If one is asking about the flower of Saint-Exupéry, then my rejoinder is that one ought to read The Little Prince. But of course, one would really be asking about Charlie Gard, and Terri Schiavo, and all the rest of us who may some day be in their condition, or have a loved one who is. And to that question, my answer would be this:
There is an economy of love that knows next to nothing of the physical world. If someone loves a flower, this is good for the flower too—yes, even if the flower is for the time being through some circumstance neither pruned nor sheltered nor watered nor smelled. The flower too is happy, in the old sense related to “hap”; the flower is fortunate. And not fortunate because of the good things it received in the past or may receive in the future, but fortunate because it is loved, even if it is ignorant of that fact.
No one can deny that being loved is good, as being healthy or rich is a good. Health, however, is useless to a hypochondriac and riches are useless to a man who does not know that they are buried in his field. Health and riches are good for use; they are good when they are enjoyed; their value lies in their employment in various activities. But love and being loved are not good for activities; they are activities. One does not speak of “enjoying” loving or being loved (except callously); certainly we would judge that anyone who speaks of “using” love does not know what the word means. Other things are given a value by the human beings who have them: by the market, or the taste of the individual, or the customs of the country. But love works in the other way: love cannot be made greater because human beings value it highly, nor can it be made less because human beings undervalue it; rather, love gives us value. We are what we are because we have been loved: by our spouses, our parents, our children, our friends, the strangers who change our bedpans—and by God. Most of all, by God.

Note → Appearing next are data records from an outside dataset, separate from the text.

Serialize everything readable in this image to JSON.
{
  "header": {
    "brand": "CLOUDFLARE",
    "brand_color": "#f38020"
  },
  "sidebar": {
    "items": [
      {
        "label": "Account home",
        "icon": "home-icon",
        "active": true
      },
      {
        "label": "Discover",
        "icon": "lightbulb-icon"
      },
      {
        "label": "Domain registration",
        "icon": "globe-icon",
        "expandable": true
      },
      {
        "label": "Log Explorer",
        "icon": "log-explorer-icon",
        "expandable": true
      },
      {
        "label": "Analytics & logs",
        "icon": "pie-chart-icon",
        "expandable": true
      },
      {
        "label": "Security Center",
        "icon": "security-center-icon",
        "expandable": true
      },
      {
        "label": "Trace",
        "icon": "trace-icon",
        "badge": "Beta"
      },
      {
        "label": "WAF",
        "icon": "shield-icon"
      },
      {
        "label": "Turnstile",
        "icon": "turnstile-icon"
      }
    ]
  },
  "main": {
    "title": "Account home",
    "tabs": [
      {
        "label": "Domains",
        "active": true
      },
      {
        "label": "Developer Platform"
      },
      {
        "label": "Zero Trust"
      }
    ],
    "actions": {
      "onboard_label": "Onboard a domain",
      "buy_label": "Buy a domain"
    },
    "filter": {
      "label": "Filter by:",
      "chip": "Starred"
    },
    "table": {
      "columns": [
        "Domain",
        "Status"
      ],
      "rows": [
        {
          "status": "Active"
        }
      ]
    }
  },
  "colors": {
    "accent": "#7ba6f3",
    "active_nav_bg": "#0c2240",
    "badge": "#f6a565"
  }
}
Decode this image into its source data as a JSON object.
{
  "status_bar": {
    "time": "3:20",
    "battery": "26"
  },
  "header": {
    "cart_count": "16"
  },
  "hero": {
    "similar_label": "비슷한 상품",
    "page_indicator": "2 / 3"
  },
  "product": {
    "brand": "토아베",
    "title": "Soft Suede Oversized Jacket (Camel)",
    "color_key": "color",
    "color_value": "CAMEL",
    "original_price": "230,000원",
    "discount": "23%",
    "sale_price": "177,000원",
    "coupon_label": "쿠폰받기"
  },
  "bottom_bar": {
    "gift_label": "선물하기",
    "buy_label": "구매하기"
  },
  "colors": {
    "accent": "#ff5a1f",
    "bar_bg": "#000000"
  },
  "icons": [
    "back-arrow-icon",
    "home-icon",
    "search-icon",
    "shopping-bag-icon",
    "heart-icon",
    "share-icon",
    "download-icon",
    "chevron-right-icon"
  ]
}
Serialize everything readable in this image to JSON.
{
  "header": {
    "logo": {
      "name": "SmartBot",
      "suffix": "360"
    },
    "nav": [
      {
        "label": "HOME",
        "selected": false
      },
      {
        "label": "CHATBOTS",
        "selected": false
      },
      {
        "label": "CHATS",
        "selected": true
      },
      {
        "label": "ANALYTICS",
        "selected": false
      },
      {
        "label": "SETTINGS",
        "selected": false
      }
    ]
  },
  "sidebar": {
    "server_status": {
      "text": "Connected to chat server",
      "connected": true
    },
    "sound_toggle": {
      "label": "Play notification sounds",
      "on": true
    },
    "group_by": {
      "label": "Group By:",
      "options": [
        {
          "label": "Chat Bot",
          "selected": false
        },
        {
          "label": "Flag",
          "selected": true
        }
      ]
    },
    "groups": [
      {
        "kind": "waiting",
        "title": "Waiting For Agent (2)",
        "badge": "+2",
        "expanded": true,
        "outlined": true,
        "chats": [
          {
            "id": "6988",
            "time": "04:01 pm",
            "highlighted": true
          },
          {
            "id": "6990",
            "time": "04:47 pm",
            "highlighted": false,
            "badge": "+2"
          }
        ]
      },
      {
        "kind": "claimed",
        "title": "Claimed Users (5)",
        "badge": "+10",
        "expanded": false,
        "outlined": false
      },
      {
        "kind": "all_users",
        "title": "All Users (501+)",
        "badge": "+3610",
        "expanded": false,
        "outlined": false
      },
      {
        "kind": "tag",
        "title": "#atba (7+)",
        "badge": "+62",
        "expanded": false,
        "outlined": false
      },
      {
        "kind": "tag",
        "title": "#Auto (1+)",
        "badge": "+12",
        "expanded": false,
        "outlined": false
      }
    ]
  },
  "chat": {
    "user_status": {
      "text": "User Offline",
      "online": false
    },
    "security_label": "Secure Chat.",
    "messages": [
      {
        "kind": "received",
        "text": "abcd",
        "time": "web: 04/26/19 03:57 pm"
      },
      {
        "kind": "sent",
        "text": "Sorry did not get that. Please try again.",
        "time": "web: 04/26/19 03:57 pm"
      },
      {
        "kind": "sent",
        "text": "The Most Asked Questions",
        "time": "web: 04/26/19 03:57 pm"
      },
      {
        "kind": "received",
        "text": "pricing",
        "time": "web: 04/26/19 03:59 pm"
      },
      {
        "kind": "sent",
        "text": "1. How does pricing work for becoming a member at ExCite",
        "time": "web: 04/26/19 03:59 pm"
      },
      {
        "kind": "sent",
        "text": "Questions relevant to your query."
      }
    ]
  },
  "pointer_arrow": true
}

I suppose to anyone who does not already take a supernatural interest in things, this will sound irrational. I am afraid that even to anyone who agrees with my ethical concerns, it may appear hopelessly soppy. But I do think that this is one of the true reasons why it is wrong to take an innocent life: because there is an intangible value to each person’s existence, making it in some perhaps mysterious wise worthwhile to them, due to the love they receive, an everlasting love which nevertheless bears up their existence in this brief particular moment of space and time.